** Data under study **
Content starts

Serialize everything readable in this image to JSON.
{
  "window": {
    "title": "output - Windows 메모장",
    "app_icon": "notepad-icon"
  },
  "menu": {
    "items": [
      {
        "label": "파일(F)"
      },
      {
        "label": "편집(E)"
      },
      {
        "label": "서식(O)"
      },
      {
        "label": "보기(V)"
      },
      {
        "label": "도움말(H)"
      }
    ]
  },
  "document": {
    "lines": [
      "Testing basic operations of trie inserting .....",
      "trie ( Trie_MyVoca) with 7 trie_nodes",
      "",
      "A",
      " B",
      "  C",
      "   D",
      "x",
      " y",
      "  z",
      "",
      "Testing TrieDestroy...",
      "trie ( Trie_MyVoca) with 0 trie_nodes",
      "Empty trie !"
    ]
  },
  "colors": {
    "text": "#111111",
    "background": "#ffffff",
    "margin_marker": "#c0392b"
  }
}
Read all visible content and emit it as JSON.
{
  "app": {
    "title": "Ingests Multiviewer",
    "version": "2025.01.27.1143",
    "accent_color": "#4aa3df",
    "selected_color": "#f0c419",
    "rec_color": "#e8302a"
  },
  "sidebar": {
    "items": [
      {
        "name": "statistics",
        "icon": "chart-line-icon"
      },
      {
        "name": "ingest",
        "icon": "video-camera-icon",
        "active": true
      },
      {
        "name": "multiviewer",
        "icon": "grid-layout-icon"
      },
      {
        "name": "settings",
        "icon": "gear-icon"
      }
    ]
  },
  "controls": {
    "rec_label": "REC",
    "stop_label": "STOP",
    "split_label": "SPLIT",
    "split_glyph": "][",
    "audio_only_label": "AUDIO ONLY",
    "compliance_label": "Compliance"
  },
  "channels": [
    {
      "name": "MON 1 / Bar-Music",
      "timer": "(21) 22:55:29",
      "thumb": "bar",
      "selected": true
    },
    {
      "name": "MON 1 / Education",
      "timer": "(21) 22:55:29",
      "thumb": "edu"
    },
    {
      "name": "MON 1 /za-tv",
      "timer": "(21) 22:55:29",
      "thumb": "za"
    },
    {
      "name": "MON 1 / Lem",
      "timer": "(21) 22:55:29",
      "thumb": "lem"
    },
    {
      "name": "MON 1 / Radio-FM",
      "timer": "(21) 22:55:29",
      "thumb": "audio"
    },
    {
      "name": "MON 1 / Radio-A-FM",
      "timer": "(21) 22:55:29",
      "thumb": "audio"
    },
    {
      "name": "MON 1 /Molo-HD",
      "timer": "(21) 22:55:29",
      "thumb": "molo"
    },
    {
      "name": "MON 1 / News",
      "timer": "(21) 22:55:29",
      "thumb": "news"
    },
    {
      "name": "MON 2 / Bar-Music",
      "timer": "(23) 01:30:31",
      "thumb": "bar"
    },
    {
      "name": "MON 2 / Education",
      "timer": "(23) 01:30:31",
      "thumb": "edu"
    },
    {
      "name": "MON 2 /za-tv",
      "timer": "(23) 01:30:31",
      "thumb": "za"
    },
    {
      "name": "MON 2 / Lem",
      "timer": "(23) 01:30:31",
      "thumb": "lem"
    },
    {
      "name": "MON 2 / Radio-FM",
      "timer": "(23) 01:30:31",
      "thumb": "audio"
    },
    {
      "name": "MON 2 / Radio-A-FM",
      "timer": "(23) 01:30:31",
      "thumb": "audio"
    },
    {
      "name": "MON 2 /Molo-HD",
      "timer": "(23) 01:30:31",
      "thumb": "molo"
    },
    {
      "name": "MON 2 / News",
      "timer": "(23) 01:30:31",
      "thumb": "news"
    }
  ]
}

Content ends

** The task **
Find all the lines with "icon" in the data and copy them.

** Written solution **
    "app_icon": "notepad-icon"
        "icon": "chart-line-icon"
        "icon": "video-camera-icon",
        "icon": "grid-layout-icon"
        "icon": "gear-icon"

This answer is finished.